In Revelation 19, John visualizes the conflict between Heaven and Hell as though it was a battle between two great armies. Of course, Revelation is book written predominantly in metaphor so no one should anticipate an actual Lord of the Rings style fight between spiritual forces, but the words do mean something. What do they mean?

And I saw the beast, and the kings of the earth, and their armies, gathered together to make war against him that sat on the horse, and against his army.

And the beast was taken, and with him the false prophet that wrought miracles before him, with which he deceived them that had received the mark of the beast, and them that worshipped his image. These both were cast alive into a lake of fire burning with brimstone.

Revelation 19:19-20

John says that the Devil is making his last stand. He gathers an army intending to “make war” (have an all-out battle) against Christ.

Spoiler alert: He loses.

The beast is “taken,” John says. In keeping with the military/wartime illustration, the Devil will try one final battle but he’ll be taken captive and his army will crumble without him.  Everyone who made war against God will be “cast alive” into a lake of fire burning with brimstone. Interestingly, in the next chapter, John will call this “the second death” (ch20:6, 14), yet here he saw the guilty will be “alive” when they suffer this “death.” What is a living death? It’s an eternal separation. Those who deny the eternality of Hell would do well to read this chapter; the warning of it is prevelant throughout the text.

Hell is real, it is for the Devil and those who sided with him against God, and it is never-ending.

And the remnant were slain with the sword of him that sat upon the horse, which sword proceeded out of his mouth: and all the fowls were filled with their flesh.

Revelation 19:21

Usually the word “remnant” is used in Scripture to refer to God’s faithful few who live among a majority of wickedness. Here, however, the context is of those who remained in the Devil’s army after the beast was captured. John is just taking his metaphor/illustration to its logical conclusion. The beast and his army made war, God captured the beast and slew the remnants of his army with His holy sword and left the carcasses to the buzzards.

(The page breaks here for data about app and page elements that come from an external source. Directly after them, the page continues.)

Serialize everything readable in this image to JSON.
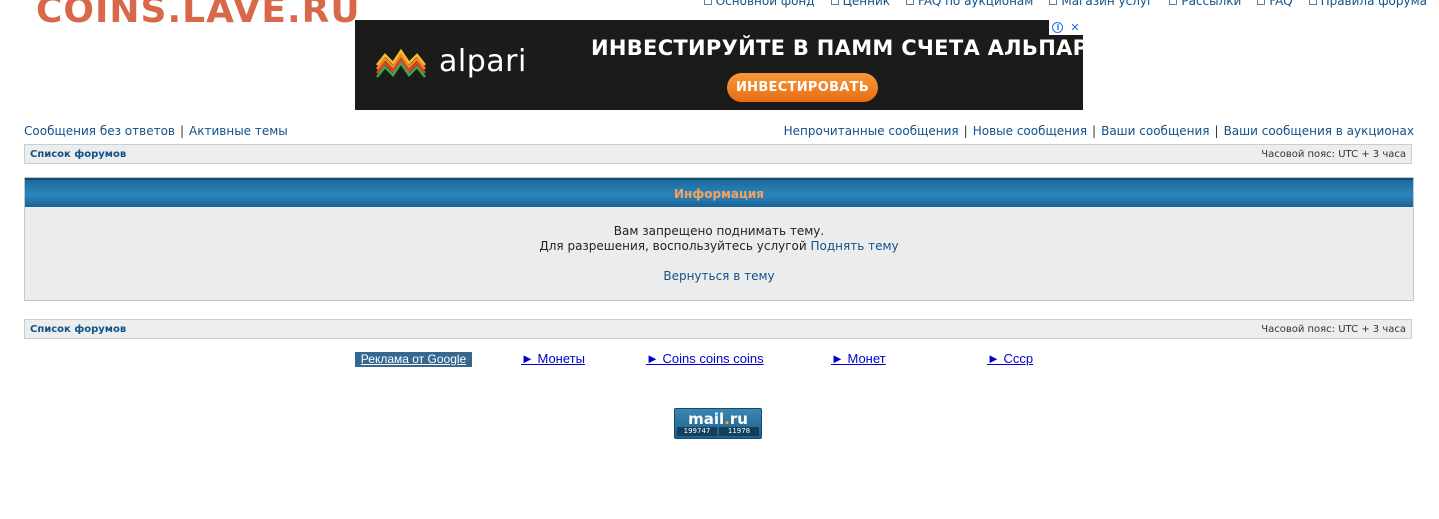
{
  "site": {
    "logo_text": "COINS.LAVE.RU"
  },
  "top_nav": [
    {
      "label": "Основной фонд"
    },
    {
      "label": "Ценник"
    },
    {
      "label": "FAQ по аукционам"
    },
    {
      "label": "Магазин услуг"
    },
    {
      "label": "Рассылки"
    },
    {
      "label": "FAQ"
    },
    {
      "label": "Правила форума"
    }
  ],
  "banner": {
    "brand": "alpari",
    "headline": "ИНВЕСТИРУЙТЕ В ПАММ СЧЕТА АЛЬПАРИ",
    "cta": "ИНВЕСТИРОВАТЬ",
    "adchoice_info": "i",
    "adchoice_close": "✕"
  },
  "quick_links": {
    "left": [
      "Сообщения без ответов",
      "Активные темы"
    ],
    "right": [
      "Непрочитанные сообщения",
      "Новые сообщения",
      "Ваши сообщения",
      "Ваши сообщения в аукционах"
    ],
    "separator": "|"
  },
  "navbar": {
    "forum_list": "Список форумов",
    "timezone": "Часовой пояс: UTC + 3 часа"
  },
  "info": {
    "title": "Информация",
    "line1": "Вам запрещено поднимать тему.",
    "line2_prefix": "Для разрешения, воспользуйтесь услугой",
    "line2_link": "Поднять тему",
    "return_link": "Вернуться в тему"
  },
  "google_ads": {
    "label": "Реклама от Google",
    "links": [
      "► Монеты",
      "► Coins coins coins",
      "► Монет",
      "► Ссср"
    ]
  },
  "counter": {
    "brand_main": "mail",
    "brand_dot": ".",
    "brand_tld": "ru",
    "value1": "199747",
    "value2": "11978"
  },
  "colors": {
    "logo": "#d9684a",
    "link": "#105289",
    "panel_header": "#2b86bc",
    "panel_title": "#f5a35c",
    "ad_link": "#0000cc"
  }
}
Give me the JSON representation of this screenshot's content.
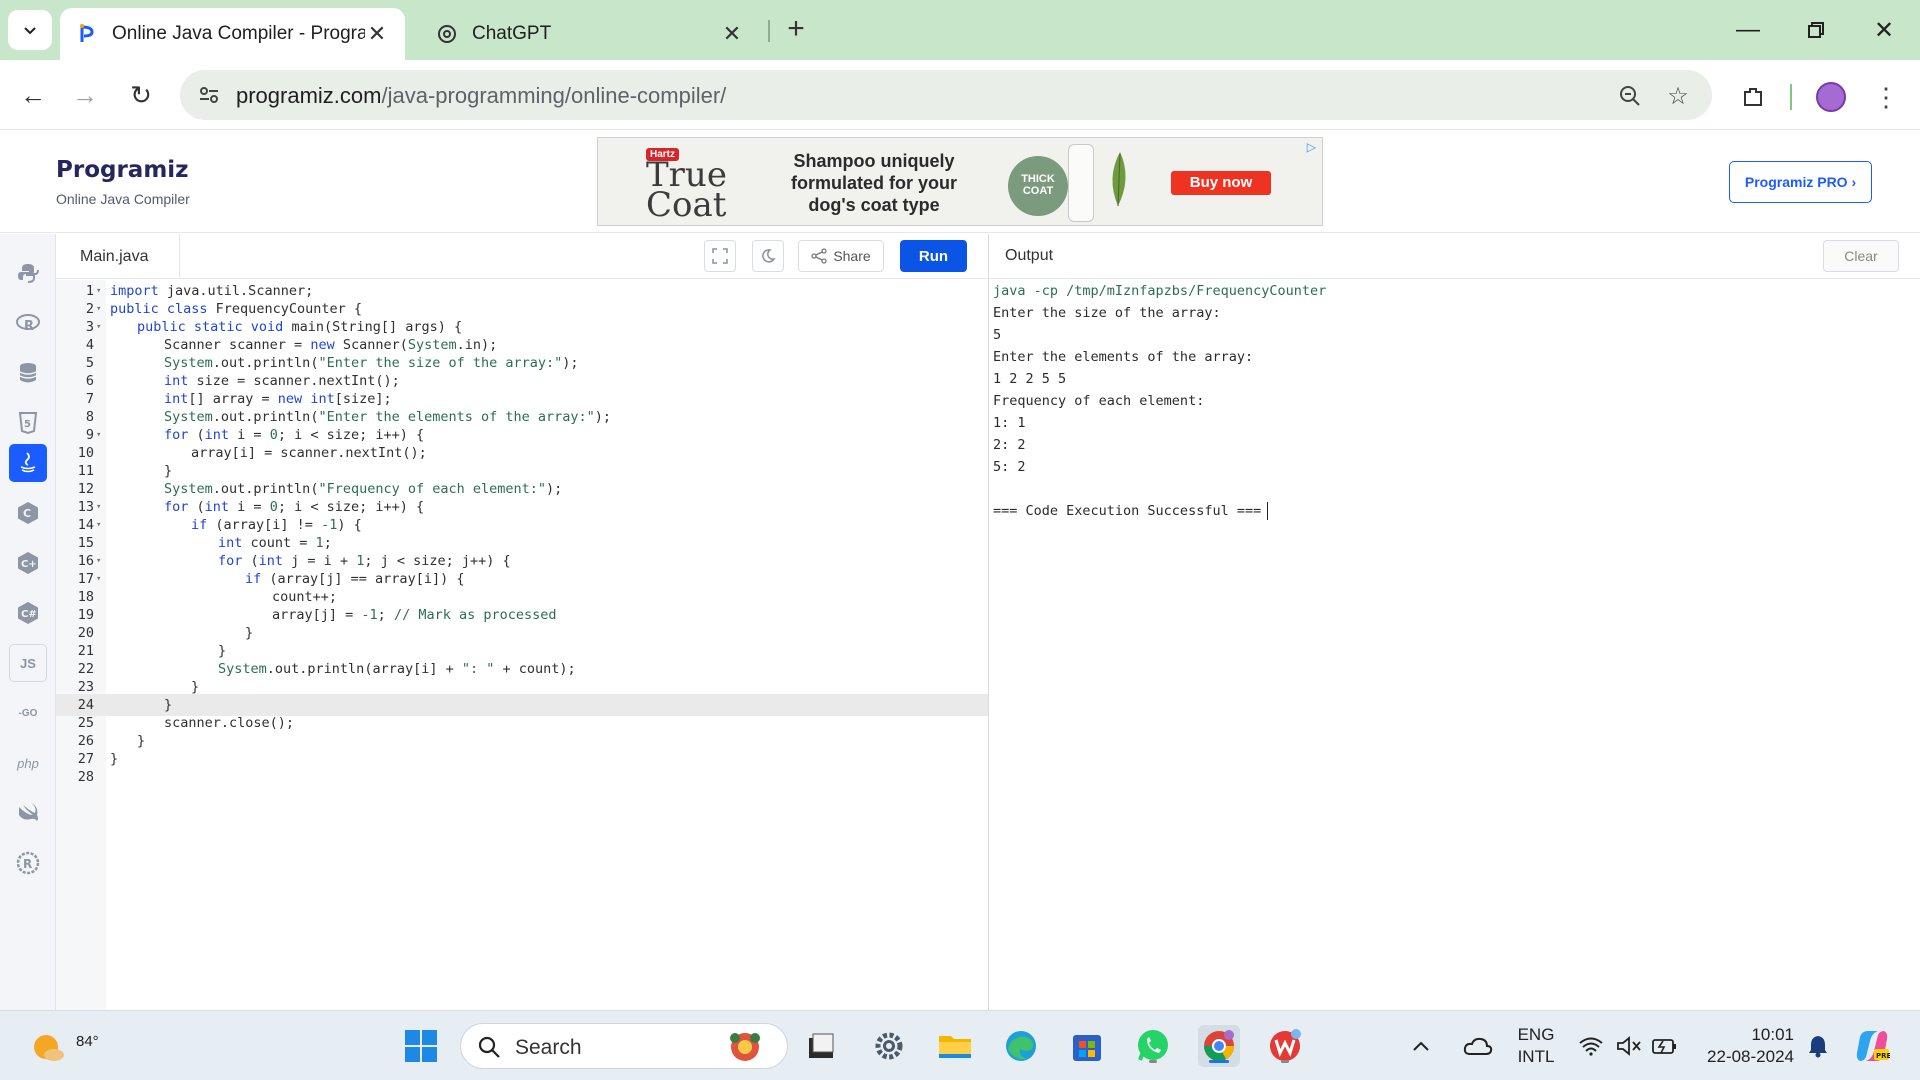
{
  "browser": {
    "tabs": [
      {
        "title": "Online Java Compiler - Program",
        "active": true
      },
      {
        "title": "ChatGPT",
        "active": false
      }
    ],
    "url_host": "programiz.com",
    "url_path": "/java-programming/online-compiler/"
  },
  "header": {
    "logo": "Programiz",
    "subtitle": "Online Java Compiler",
    "pro_button": "Programiz PRO ›",
    "ad": {
      "badge": "Hartz",
      "brand_line1": "True",
      "brand_line2": "Coat",
      "headline": "Shampoo uniquely formulated for your dog's coat type",
      "product_label": "THICK COAT",
      "cta": "Buy now"
    }
  },
  "sidebar": {
    "languages": [
      {
        "name": "python",
        "label": "",
        "active": false
      },
      {
        "name": "r",
        "label": "R",
        "active": false
      },
      {
        "name": "sql",
        "label": "",
        "active": false
      },
      {
        "name": "html",
        "label": "5",
        "active": false
      },
      {
        "name": "java",
        "label": "",
        "active": true
      },
      {
        "name": "c",
        "label": "C",
        "active": false
      },
      {
        "name": "cpp",
        "label": "C",
        "active": false
      },
      {
        "name": "csharp",
        "label": "C",
        "active": false
      },
      {
        "name": "javascript",
        "label": "JS",
        "active": false
      },
      {
        "name": "go",
        "label": "-GO",
        "active": false
      },
      {
        "name": "php",
        "label": "php",
        "active": false
      },
      {
        "name": "swift",
        "label": "",
        "active": false
      },
      {
        "name": "rust",
        "label": "R",
        "active": false
      }
    ]
  },
  "editor": {
    "filename": "Main.java",
    "share_label": "Share",
    "run_label": "Run",
    "highlighted_line": 24
  },
  "output": {
    "title": "Output",
    "clear_label": "Clear",
    "lines": [
      "java -cp /tmp/mIznfapzbs/FrequencyCounter",
      "Enter the size of the array:",
      "5",
      "Enter the elements of the array:",
      "1 2 2 5 5",
      "Frequency of each element:",
      "1: 1",
      "2: 2",
      "5: 2",
      "",
      "=== Code Execution Successful ==="
    ]
  },
  "taskbar": {
    "temperature": "84°",
    "search_placeholder": "Search",
    "language_line1": "ENG",
    "language_line2": "INTL",
    "time": "10:01",
    "date": "22-08-2024"
  },
  "colors": {
    "accent": "#1a5cff",
    "run_button": "#0b55e6",
    "tabstrip": "#c8e6c9",
    "keyword": "#1f44d6",
    "string": "#2a6e55"
  }
}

But here’s where it gets interestnig. Take the metaphor and break down the elements…

How is the remnant of evil defeated? With Christ’s Sword.

What is Christ’s sword? It’s His Word.

So how is evil overcome? How do we win? How is Satan defeated? Through the power of the Word of God.

We’re not called to wage a “holy war” like the Roman Catholics did during the Crusades or like Muslim zealots do today. We’re called to wield the Sword of the Spirit (Ephesians 6:10-17) and fight against sinners with the power of the Gospel. We win when we convert, not when we kill.

God will take care of Empires of evil; He will raise them up and knock them down according to the pleasure of His good will. All we need to worry about is being faithful to Him, staying in His army, and taking the Gospel out to the world. Every time we convert a soul we take one more solider away from the Devil.

That’s a military conquest we all can get behind.